Today was my first day back at work after the break and after spending lots of time snuggled up at home in thick jumpers and cardigans the thing that struck me most was how hot the building was. Its always hot and I wear fewer layers of thinner clothing to compensate but after a couple of weeks living at much lower temperatures today I felt almost uncomfortably warm. I also noticed that my skin felt drier and more taut by the end of the day.
I don't know when workplaces started to be heated to high temperatures but I know of several buildings which are kept at such a high temperature that windows have to be opened to let the heat out! I don't know which came first, that buildings are hot so everyone wears short sleeved clothes in the winter or that fashion has dictated that light weight clothes are worn and so heating has to be raised accordingly.
There must be a whole generation growing up who wear similar clothes summer and winter and alter the temperature of their environment rather than change their clothing to suit the season. Of course its not just work places that are being heated to higher temperatures, the internal temperature of many homes has risen over the last few decades. An interesting statistic I found in the book "How We Can Save the Planet" by Mayer Hillman is that in the 1970s the average internal temperature of homes ( in the UK ) was 13C compared to an average of 19C today.
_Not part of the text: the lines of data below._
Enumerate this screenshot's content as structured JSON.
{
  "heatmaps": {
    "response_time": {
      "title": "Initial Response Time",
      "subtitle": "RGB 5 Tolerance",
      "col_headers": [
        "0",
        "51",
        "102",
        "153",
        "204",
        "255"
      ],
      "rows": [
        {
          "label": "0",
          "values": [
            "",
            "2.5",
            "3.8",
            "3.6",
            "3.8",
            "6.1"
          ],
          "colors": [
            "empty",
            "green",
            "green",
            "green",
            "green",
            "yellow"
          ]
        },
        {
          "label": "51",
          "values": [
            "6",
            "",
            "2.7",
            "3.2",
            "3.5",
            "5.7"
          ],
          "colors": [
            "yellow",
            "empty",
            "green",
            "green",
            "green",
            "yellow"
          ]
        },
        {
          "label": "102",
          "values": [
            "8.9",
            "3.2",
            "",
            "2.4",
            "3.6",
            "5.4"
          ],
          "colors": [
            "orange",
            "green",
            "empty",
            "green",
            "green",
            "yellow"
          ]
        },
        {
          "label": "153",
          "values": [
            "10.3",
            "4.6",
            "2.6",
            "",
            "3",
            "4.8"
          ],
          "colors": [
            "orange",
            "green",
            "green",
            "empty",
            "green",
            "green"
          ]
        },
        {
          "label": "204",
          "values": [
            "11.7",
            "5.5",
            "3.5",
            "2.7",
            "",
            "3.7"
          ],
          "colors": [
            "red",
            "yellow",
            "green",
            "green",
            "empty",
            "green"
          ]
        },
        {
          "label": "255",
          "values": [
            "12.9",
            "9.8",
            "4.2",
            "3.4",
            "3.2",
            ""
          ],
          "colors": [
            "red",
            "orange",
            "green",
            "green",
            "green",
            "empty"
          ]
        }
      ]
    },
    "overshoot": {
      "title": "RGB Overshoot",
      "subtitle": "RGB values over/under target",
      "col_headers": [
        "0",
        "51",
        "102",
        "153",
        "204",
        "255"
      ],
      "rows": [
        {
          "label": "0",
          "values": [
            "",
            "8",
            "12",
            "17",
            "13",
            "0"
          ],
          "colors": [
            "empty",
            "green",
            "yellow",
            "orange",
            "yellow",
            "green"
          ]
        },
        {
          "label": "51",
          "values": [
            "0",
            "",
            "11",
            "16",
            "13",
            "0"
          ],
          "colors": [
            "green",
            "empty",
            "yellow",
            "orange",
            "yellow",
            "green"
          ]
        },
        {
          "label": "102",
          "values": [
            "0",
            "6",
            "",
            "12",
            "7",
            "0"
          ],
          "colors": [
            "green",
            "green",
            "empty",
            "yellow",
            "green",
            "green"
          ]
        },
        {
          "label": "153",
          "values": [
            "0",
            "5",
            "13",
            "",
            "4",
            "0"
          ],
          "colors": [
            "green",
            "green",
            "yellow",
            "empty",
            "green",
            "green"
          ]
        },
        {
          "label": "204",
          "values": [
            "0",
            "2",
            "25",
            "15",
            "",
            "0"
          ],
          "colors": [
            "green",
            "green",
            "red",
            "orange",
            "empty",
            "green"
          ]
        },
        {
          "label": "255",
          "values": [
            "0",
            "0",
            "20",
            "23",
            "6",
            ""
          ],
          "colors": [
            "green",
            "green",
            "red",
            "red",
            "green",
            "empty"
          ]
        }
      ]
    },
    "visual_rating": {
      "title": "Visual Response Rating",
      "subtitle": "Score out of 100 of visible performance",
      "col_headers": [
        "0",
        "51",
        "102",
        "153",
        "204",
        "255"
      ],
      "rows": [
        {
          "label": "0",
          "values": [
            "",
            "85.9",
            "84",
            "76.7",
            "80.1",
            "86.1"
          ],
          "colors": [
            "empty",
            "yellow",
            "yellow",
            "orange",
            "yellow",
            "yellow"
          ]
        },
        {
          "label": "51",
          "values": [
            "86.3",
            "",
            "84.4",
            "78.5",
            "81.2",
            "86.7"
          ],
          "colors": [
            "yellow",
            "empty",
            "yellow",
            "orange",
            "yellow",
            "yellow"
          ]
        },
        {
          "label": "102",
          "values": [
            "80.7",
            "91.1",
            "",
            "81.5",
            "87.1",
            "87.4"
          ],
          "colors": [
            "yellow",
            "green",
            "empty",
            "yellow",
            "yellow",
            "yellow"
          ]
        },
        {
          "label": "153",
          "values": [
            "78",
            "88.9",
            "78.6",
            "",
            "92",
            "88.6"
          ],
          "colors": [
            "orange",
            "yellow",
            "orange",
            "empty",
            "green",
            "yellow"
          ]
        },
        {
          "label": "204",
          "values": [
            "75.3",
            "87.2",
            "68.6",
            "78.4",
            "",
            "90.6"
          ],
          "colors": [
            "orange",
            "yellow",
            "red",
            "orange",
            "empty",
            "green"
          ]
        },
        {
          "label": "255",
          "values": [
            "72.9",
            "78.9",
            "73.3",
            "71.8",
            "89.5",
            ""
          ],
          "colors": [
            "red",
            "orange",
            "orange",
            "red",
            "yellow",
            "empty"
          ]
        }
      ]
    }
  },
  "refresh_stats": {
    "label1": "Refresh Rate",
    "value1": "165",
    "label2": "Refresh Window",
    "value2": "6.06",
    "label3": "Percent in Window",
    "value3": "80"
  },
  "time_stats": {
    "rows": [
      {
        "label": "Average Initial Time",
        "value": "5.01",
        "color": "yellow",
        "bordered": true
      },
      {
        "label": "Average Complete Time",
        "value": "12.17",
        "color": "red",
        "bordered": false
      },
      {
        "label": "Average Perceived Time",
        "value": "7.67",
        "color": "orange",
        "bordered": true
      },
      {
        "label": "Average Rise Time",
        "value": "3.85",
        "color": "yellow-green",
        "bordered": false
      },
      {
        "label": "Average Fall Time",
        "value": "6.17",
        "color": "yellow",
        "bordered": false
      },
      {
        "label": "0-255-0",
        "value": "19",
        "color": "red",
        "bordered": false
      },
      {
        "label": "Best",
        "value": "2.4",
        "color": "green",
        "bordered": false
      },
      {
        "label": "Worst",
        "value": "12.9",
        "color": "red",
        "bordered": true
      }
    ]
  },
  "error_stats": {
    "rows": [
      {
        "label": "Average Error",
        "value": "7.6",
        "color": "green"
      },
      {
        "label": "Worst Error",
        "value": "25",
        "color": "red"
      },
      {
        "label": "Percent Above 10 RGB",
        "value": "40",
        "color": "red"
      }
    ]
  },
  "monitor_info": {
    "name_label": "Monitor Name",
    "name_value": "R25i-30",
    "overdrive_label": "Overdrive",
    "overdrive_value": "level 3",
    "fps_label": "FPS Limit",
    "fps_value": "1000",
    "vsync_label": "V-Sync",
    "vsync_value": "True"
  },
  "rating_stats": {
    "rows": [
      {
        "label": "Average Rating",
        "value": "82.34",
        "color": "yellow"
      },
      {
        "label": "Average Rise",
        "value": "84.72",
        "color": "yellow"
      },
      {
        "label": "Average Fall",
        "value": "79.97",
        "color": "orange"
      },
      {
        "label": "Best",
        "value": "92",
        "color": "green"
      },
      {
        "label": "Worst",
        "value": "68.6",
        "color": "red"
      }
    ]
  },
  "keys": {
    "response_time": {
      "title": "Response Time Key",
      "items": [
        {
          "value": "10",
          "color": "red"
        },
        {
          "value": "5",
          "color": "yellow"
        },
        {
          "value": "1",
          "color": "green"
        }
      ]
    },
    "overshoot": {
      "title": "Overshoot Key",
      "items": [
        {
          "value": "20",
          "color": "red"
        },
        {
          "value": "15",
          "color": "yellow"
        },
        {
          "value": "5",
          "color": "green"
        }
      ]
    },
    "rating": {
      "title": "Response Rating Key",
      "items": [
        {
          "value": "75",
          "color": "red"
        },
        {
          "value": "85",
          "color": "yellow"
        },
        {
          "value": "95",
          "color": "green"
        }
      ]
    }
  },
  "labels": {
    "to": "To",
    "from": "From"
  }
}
That is a huge increase in just 30 years.
Perhaps now that energy prices are rising there will be a return to more comfortably heated buildings.